With less than two minutes to go in a Los Angeles Lakers blowout win over the Memphis Grizzlies, LeBron James was smiling. Returning to the bench during a timeout, he salsa danced as the Staples Center crowd erupted in “Taco Tuesday” chants. The warm applause was nothing new, but the reason behind it was. This 120-91 blowout wasn’t James’ to claim.
When the Lakers traded their lot of prospects for Anthony Davis, the NBA had a new scare. James was armored once again with a superstar teammate, much like Chris Bosh, Dwyane Wade, Kyrie Irving and Kevin Love of years past. Davis is a different type of star, but he’s just as good as any of them — and maybe even better.
On Tuesday night, Davis carried the Lakers and made history a few times over. He became the first NBA player since the shot clock era to score 40 points with 20 rebounds in 30 minutes of playing time. He finished with the most free-throw makes in Lakers history with 26 (on 27 tries), most free-throw makes in a quarter in NBA history with 18, and helped the Lakers to a 22-0 run over the Grizzlies, the franchise’s biggest in the last 20 years.
Davis is no ordinary James teammate. He’s a whole other alien.
Davis torched the Grizzlies defense
What makes Davis so special isn’t merely his near-7’ height or unbelievable wingspan. It’s his ability to possess both those traits while also staying so mobile. He doesn’t have to wait for James or a guard to collect his rebound to drive down court. Davis can take the ball up himself and create his own scoring opportunities.
He doesn’t have incredible handles, but Davis is a capable dribbler. His size is really the difference-maker. One move and two steps later, he can be from the three-point arc to the rim. James doesn’t have to spoon-feed Davis in the paint, or even have to be on the court for Davis to thrive. The Brow is his own star, and his 27 free-throw attempts are the proof.
Granted, the Grizzlies’ defense is young and inexperienced.
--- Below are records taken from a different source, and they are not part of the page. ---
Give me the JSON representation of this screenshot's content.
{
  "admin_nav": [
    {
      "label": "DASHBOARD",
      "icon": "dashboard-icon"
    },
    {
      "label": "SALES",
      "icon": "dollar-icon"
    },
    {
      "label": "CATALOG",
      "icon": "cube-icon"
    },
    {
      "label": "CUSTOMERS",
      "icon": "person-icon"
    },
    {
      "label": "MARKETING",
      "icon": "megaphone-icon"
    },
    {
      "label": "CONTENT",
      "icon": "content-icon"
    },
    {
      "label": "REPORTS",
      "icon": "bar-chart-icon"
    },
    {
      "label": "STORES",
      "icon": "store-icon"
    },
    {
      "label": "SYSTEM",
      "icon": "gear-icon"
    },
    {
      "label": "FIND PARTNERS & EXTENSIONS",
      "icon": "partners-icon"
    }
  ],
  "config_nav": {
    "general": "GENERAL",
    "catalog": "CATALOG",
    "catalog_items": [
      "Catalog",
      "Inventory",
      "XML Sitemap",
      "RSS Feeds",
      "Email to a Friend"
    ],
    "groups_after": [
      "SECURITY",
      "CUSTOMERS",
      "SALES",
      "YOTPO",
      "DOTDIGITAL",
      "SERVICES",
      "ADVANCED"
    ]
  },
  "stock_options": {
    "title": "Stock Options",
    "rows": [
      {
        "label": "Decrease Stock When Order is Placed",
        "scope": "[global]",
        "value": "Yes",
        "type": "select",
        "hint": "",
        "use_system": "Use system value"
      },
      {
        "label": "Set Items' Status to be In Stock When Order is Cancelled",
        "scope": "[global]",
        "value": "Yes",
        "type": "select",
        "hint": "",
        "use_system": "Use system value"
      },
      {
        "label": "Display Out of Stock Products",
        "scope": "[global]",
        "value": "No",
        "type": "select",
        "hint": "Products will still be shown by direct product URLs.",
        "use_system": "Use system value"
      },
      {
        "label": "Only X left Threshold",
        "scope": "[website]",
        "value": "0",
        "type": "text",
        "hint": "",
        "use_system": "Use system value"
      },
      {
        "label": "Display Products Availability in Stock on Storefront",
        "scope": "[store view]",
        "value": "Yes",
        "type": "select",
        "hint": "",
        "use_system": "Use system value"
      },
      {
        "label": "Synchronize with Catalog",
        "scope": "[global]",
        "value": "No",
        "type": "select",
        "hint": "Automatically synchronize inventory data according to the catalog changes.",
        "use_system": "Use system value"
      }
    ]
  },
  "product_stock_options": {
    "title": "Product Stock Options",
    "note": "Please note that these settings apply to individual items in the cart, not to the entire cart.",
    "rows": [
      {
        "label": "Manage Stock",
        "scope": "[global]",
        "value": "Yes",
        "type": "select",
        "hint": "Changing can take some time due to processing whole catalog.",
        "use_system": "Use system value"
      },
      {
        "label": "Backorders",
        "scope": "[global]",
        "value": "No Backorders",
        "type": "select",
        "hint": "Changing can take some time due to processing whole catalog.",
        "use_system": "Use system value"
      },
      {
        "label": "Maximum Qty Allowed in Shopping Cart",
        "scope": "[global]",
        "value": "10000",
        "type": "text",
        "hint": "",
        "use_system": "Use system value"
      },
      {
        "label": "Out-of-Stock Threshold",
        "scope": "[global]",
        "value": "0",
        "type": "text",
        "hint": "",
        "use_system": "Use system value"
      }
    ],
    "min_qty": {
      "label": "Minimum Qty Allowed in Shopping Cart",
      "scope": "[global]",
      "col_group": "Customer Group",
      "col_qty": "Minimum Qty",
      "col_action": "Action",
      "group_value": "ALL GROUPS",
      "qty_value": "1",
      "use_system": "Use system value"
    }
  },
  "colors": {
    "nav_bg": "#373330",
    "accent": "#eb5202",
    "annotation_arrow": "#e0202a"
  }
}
This wasn’t Davis’ toughest test. But even after an infinite amount of adjustments, Memphis was reduced to hacking Davis, sometimes even before he caught the ball.
If they didn’t, they were prone to any Laker throwing a lob pass to Davis from almost anywhere. James’ halfcourt chuck to a spinning Davis for a 180-oop was the show-stopper.
LeBron throws a HALF COURT alley to Anthony Davis pic.twitter.com/75mISfmbvr— Whistle (@WhistleSports) October 30, 2019
Davis’s final stat-line included two blocks, two assists and no turnovers. He was the total package, and everything the Lakers need him to be to compete for a championship this year.
Heck yeah, the Davis trade was worth it for the Lakers
The Lakers gave up a steep package to land Davis. It included Brandon Ingram and Lonzo Ball, who both look like the type of possible future all-stars LA had hoped it could grow them into all along. Ingram is scoring the ball like never before, and a healthy Ball changed his awkward jump shot and is seeing the floor as well as he ever has. The Lakers also lost a quality role player in Josh Hart and three draft picks. But so it goes in pursuit of a title in the small window the franchise has open.
As every NBA season in recent memory has taught us: go get the superstar, no matter the cost. There are only 10 or so NBA players who can be relied on to be a playoff series’ biggest difference-maker, and now the Lakers have two of them.
We saw what James did with Kyrie Irving, winning one title in two tries. We saw what he did with Dwyane Wade, winning two in four. James might be a step slower now, but Davis is many times quicker than anyone he’s ever paired with.
James heading to the bench with plenty of game left could become more routine than ever. Davis is simply that good.